## Task statement
I would like every line of the records below that contains the word "JSON" copied.

*** Opening of Material provided ***

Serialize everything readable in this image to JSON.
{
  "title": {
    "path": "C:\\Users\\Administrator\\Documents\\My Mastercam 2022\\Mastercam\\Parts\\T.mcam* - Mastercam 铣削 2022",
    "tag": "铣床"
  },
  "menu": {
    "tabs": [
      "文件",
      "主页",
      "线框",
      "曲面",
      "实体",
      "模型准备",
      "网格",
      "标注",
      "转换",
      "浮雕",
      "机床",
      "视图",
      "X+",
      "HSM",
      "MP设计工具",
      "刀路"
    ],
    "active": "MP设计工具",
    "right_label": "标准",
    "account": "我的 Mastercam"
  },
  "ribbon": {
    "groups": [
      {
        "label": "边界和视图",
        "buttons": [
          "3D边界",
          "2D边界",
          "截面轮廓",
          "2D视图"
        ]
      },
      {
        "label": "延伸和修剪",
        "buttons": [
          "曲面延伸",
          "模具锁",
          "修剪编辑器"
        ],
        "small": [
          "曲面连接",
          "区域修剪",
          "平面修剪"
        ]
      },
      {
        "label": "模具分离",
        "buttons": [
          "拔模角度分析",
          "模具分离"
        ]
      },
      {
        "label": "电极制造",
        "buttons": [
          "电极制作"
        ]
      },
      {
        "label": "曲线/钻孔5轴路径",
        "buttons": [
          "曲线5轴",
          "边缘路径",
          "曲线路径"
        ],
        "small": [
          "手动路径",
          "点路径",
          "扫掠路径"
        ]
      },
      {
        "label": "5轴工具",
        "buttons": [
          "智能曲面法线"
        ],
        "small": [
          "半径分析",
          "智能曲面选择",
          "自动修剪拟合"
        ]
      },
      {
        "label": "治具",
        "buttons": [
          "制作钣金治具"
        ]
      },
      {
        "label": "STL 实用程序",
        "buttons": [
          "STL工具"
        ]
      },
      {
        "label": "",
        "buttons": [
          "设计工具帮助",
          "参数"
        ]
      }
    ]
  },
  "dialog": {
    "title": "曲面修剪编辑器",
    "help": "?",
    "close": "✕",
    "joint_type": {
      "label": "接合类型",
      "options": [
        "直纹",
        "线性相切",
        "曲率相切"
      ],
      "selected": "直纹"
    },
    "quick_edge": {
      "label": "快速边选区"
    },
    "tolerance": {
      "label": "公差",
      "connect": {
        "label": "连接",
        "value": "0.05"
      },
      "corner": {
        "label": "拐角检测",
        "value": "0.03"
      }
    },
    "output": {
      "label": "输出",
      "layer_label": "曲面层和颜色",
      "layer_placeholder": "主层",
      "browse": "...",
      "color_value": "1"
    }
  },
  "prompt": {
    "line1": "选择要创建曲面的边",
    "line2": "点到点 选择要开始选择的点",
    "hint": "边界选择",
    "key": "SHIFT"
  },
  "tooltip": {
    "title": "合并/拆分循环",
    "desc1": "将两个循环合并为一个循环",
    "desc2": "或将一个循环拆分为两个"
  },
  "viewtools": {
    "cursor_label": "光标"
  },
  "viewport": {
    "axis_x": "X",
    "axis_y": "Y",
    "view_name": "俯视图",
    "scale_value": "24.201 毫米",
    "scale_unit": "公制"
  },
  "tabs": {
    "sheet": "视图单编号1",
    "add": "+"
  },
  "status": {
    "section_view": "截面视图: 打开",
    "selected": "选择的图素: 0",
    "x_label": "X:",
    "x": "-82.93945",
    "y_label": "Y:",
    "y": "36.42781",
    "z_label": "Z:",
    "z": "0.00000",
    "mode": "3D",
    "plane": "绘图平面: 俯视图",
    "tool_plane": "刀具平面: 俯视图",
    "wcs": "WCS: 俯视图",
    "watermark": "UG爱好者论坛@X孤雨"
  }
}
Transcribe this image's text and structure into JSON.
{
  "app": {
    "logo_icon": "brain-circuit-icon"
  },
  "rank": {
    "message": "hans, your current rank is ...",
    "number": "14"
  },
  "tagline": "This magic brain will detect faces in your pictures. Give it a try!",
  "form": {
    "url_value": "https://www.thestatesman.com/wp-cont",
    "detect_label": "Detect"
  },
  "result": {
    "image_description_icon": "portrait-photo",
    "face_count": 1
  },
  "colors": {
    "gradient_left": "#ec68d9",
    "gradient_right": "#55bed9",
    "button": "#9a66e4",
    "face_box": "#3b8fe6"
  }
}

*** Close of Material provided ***

## Written solution
Serialize everything readable in this image to JSON.
Transcribe this image's text and structure into JSON.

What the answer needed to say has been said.